Exercise description:
Show all lines from the records below in which the string "Ctrl" is present.
--- Data for review Enclosed Below ---
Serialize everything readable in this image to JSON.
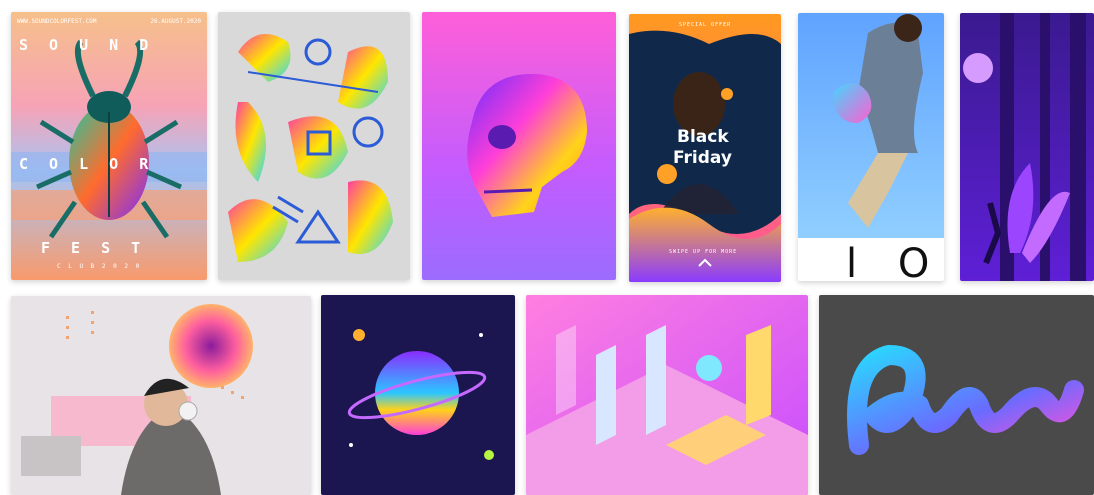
{
  "posters": [
    {
      "id": "sound-color-fest",
      "site": "WWW.SOUNDCOLORFEST.COM",
      "date": "26.AUGUST.2020",
      "word1": "S O U N D",
      "word2": "C O L O R",
      "word3": "F E S T",
      "sub": "C L U B   2 0 2 0"
    },
    {
      "id": "memphis-shapes"
    },
    {
      "id": "gradient-skull"
    },
    {
      "id": "black-friday",
      "top": "SPECIAL OFFER",
      "title_line1": "Black",
      "title_line2": "Friday",
      "bottom": "SWIPE UP FOR MORE"
    },
    {
      "id": "jumping-man",
      "letters": "l O"
    },
    {
      "id": "purple-forest"
    },
    {
      "id": "headphones-collage"
    },
    {
      "id": "space-planet"
    },
    {
      "id": "isometric-11-11"
    },
    {
      "id": "lettering-3d"
    }
  ],
  "colors": {
    "pink": "#ff3fd8",
    "purple": "#6a2cff",
    "cyan": "#29c6ff",
    "orange": "#ff9a1f",
    "dark_gray": "#4a4a4a"
  }
}
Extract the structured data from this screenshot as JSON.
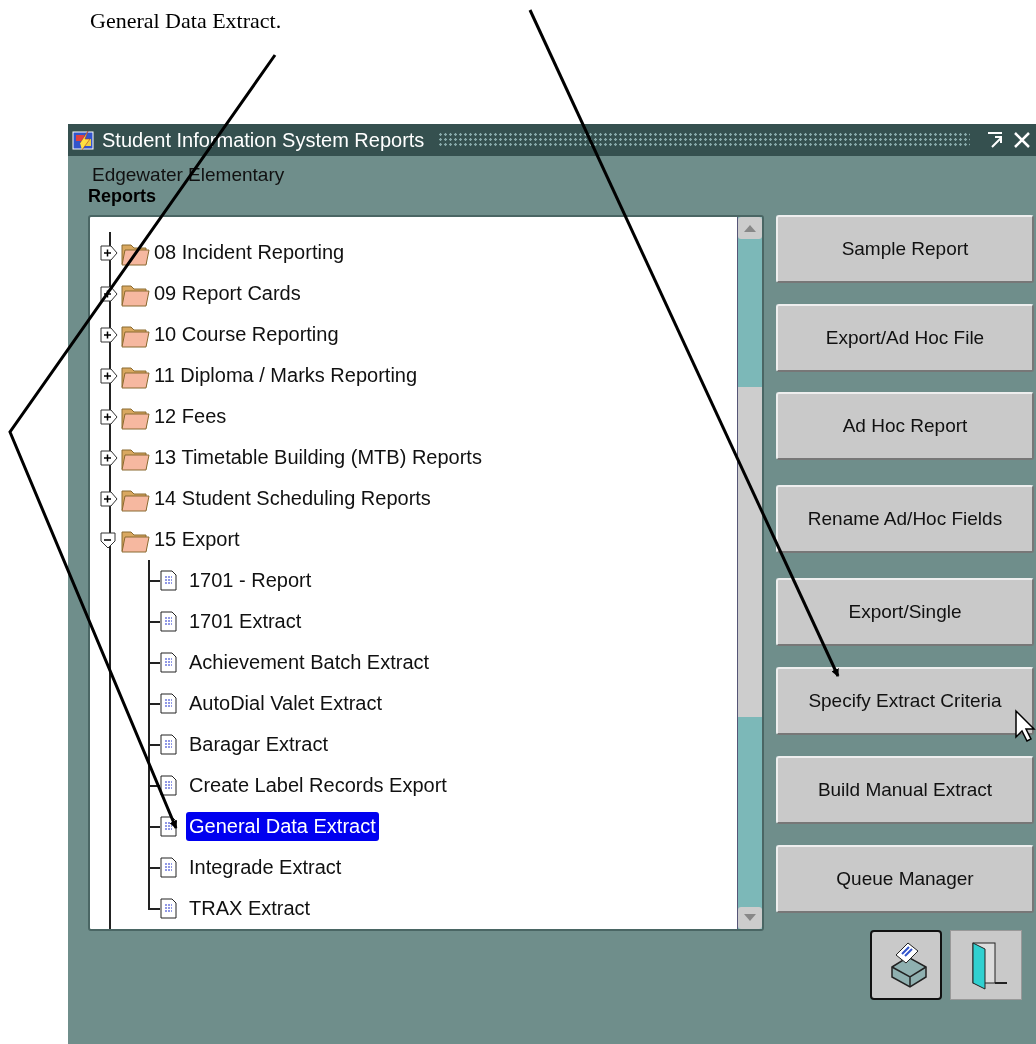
{
  "document_text": "General Data Extract.",
  "window": {
    "title": "Student Information System Reports"
  },
  "school": "Edgewater Elementary",
  "heading": "Reports",
  "tree": [
    {
      "label": "08 Incident Reporting",
      "expanded": false,
      "selected": false
    },
    {
      "label": "09 Report Cards",
      "expanded": false,
      "selected": false
    },
    {
      "label": "10 Course Reporting",
      "expanded": false,
      "selected": false
    },
    {
      "label": "11 Diploma / Marks Reporting",
      "expanded": false,
      "selected": false
    },
    {
      "label": "12 Fees",
      "expanded": false,
      "selected": false
    },
    {
      "label": "13 Timetable Building (MTB) Reports",
      "expanded": false,
      "selected": false
    },
    {
      "label": "14 Student Scheduling Reports",
      "expanded": false,
      "selected": false
    },
    {
      "label": "15 Export",
      "expanded": true,
      "selected": false,
      "children": [
        {
          "label": "1701 - Report",
          "selected": false
        },
        {
          "label": "1701 Extract",
          "selected": false
        },
        {
          "label": "Achievement Batch Extract",
          "selected": false
        },
        {
          "label": "AutoDial Valet Extract",
          "selected": false
        },
        {
          "label": "Baragar Extract",
          "selected": false
        },
        {
          "label": "Create Label Records Export",
          "selected": false
        },
        {
          "label": "General Data Extract",
          "selected": true
        },
        {
          "label": "Integrade Extract",
          "selected": false
        },
        {
          "label": "TRAX Extract",
          "selected": false
        }
      ]
    }
  ],
  "buttons": [
    "Sample Report",
    "Export/Ad Hoc File",
    "Ad Hoc Report",
    "Rename Ad/Hoc Fields",
    "Export/Single",
    "Specify Extract Criteria",
    "Build Manual Extract",
    "Queue Manager"
  ]
}
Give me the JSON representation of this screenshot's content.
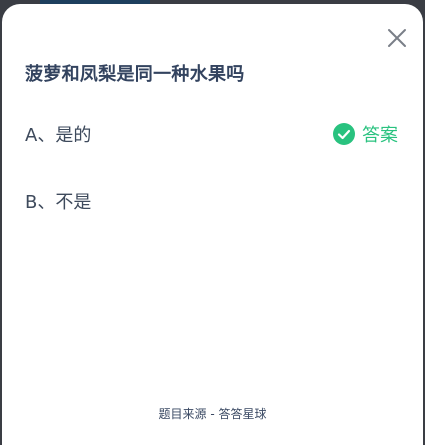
{
  "question": {
    "title": "菠萝和凤梨是同一种水果吗"
  },
  "options": [
    {
      "label": "A、是的",
      "is_answer": true
    },
    {
      "label": "B、不是",
      "is_answer": false
    }
  ],
  "answer_tag": {
    "label": "答案",
    "icon": "check-circle-icon"
  },
  "close": {
    "icon": "close-icon"
  },
  "footer": {
    "source": "题目来源 - 答答星球"
  },
  "colors": {
    "accent": "#29c27f",
    "title": "#33435f",
    "option_text": "#3e4a5c",
    "icon_gray": "#7a7f88"
  }
}
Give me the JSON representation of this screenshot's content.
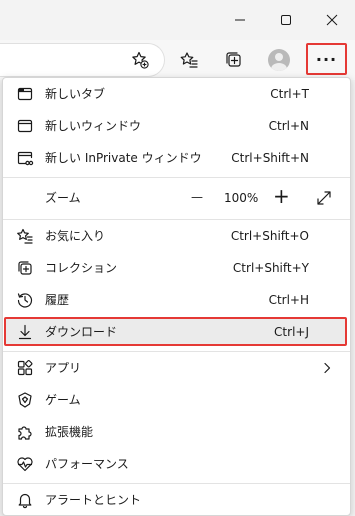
{
  "menu": {
    "items": [
      {
        "label": "新しいタブ",
        "shortcut": "Ctrl+T",
        "icon": "new-tab-icon"
      },
      {
        "label": "新しいウィンドウ",
        "shortcut": "Ctrl+N",
        "icon": "new-window-icon"
      },
      {
        "label": "新しい InPrivate ウィンドウ",
        "shortcut": "Ctrl+Shift+N",
        "icon": "inprivate-icon"
      },
      {
        "label": "お気に入り",
        "shortcut": "Ctrl+Shift+O",
        "icon": "favorites-icon"
      },
      {
        "label": "コレクション",
        "shortcut": "Ctrl+Shift+Y",
        "icon": "collections-icon"
      },
      {
        "label": "履歴",
        "shortcut": "Ctrl+H",
        "icon": "history-icon"
      },
      {
        "label": "ダウンロード",
        "shortcut": "Ctrl+J",
        "icon": "download-icon"
      },
      {
        "label": "アプリ",
        "shortcut": "",
        "icon": "apps-icon"
      },
      {
        "label": "ゲーム",
        "shortcut": "",
        "icon": "games-icon"
      },
      {
        "label": "拡張機能",
        "shortcut": "",
        "icon": "extensions-icon"
      },
      {
        "label": "パフォーマンス",
        "shortcut": "",
        "icon": "performance-icon"
      },
      {
        "label": "アラートとヒント",
        "shortcut": "",
        "icon": "bell-icon"
      }
    ],
    "zoom": {
      "label": "ズーム",
      "minus": "—",
      "value": "100%",
      "plus": "+"
    },
    "highlighted_item": "ダウンロード"
  },
  "toolbar": {
    "more_button": "···"
  },
  "colors": {
    "highlight_border": "#e53935",
    "hover_background": "#ebebeb",
    "menu_background": "#ffffff"
  }
}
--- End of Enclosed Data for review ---
Task result:
        "shortcut": "Ctrl+T",
        "shortcut": "Ctrl+N",
        "shortcut": "Ctrl+Shift+N",
        "shortcut": "Ctrl+Shift+O",
        "shortcut": "Ctrl+Shift+Y",
        "shortcut": "Ctrl+H",
        "shortcut": "Ctrl+J",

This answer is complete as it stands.